The book, ‘When We Were Young’, spans 3 generations & is a page-turner of a debut full of family secrets, heart-wrenching drama, & second chances. My vintage luggage, now heirloom, also spans 3 generations & is all about family, too! I’m loving this book so far & think you all would, too! (Click HERE to read more about it on Goodreads & HERE to go to my Instagram post.)
Well, that’s my reading week in a nutshell. Hope you are all having a wonderful weekend & best wishes in your weeks to come! I leave you with my Friday evening lettering project, which may be hard to tell from the poor quality pic, but it’s on a shimmery pink cardstock & was done with Mildliner Clickart Pens by Zebra & Micron’s. (Ahhh, pens!💕)
‘There are things known & unknown, & in between are the doors.“- Althea Cheramie, friend of Dove.
Dove Jarrod was a renowned evangelist & faith healer. Only her granddaughter, Eve Candler, knows that Dove was a con artist. In the 8 yrs since Dove’s death, Eve has maintained Dove’s charitable foundation—& her lies. But just as a documentary team wraps up a shoot about the miracle worker, Eve is assaulted by a vengeful stranger intent on exposing what could be Dove’s darkest secret: murder.
Tuscaloosa, 1934: a wily young orphan escapes the psychiatric hospital where she was born. When she joins the itinerant inspirational duo the Hawthorn Sisters, the road ahead is one of stirring new possibilities. And w/ an obsessive predator on her trail, one of untold dangers. For a young girl to survive, desperate choices must be made.
Now: to protect her family, Eve will join forces w/ the investigative filmmaker & one of Dove’s friends, risking everything to unravel the truth behind the accusations against her grandmother. But will the truth set her free or set her world on fire?
This book continues the story line from Carpenter’s debut novel, ‘Burying the Honeysuckle Girls‘, but it’s not really a sequel. I have not read that 2016 debut, but I really want to now. I never really felt lost while reading ‘Reviving…’ & it can definitely be read as a stand alone novel. The story draws you in from the very first pages & holds your attention w/ Carpenter’s masterful writing, taunt plotting, & compelling characters.

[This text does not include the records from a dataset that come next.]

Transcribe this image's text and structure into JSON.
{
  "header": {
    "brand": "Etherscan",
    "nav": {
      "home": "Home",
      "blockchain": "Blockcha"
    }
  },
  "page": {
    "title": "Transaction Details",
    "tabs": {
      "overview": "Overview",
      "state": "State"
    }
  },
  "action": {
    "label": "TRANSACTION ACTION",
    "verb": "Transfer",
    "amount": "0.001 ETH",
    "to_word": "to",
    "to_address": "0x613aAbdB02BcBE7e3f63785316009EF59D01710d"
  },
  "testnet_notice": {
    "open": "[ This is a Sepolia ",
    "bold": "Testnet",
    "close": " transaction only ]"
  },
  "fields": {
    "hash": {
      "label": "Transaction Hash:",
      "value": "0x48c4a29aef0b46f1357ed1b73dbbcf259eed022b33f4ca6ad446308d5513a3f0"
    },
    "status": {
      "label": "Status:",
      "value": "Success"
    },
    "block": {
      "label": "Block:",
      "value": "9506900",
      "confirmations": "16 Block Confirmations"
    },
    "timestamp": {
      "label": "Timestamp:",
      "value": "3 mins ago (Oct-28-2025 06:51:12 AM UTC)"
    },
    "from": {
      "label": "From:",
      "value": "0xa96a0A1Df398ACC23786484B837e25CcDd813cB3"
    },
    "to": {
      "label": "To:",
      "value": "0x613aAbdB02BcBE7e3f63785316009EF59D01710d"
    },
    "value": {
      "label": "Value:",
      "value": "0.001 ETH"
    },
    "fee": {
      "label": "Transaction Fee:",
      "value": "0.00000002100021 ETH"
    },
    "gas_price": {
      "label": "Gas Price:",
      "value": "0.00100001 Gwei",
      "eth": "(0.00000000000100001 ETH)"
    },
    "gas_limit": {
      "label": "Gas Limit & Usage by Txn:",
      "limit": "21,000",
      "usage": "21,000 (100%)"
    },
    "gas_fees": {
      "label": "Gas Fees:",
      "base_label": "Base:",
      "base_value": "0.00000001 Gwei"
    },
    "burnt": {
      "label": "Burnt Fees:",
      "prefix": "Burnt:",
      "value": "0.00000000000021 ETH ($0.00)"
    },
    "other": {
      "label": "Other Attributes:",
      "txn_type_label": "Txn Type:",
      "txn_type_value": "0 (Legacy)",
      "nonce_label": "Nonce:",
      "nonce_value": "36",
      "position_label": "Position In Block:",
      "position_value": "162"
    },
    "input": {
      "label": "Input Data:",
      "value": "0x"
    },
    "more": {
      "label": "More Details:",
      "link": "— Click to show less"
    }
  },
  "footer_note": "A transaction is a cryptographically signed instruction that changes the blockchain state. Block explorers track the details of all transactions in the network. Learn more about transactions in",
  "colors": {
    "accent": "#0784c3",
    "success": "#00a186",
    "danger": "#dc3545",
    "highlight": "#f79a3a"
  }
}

‘Reviving the Hawthorn Sisters‘ is a beautiful blend of southern gothic, historical fiction, suspense/mystery & some magical realism. Told as Dove’s story from the past & Eve’s present day, this atmospheric, slow-burning mystery would make a fantastic addition to any readers fall tbr stack. I’m certainly going to read more of Emily’s other novels.
Click HERE to visit Emily Carpenter on Instagram. Click HERE to visit MomLovesReading on Instagram & give this post some LIKE love! Click HERE to add ‘Reviving the Honeysuckle Girls’ to your Goodreads lists. Click HERE to visit Emily Carpenter’s website.
Emily Carpenter is the bestselling author of four thrillers: Until the Day I Die, Every Single Secret, The Weight of Lies, and Burying the Honeysuckle Girls. A graduate of Auburn University, Emily has worked as an actor, producer, screenwriter, and behind-the-scenes soap opera assistant for CBS television. Raised in Birmingham, Alabama, she moved to New York City before returning to the South, where she now lives in Atlanta, Georgia, with her family. Visit Emily at http://www.emilycarpenterauthor.com.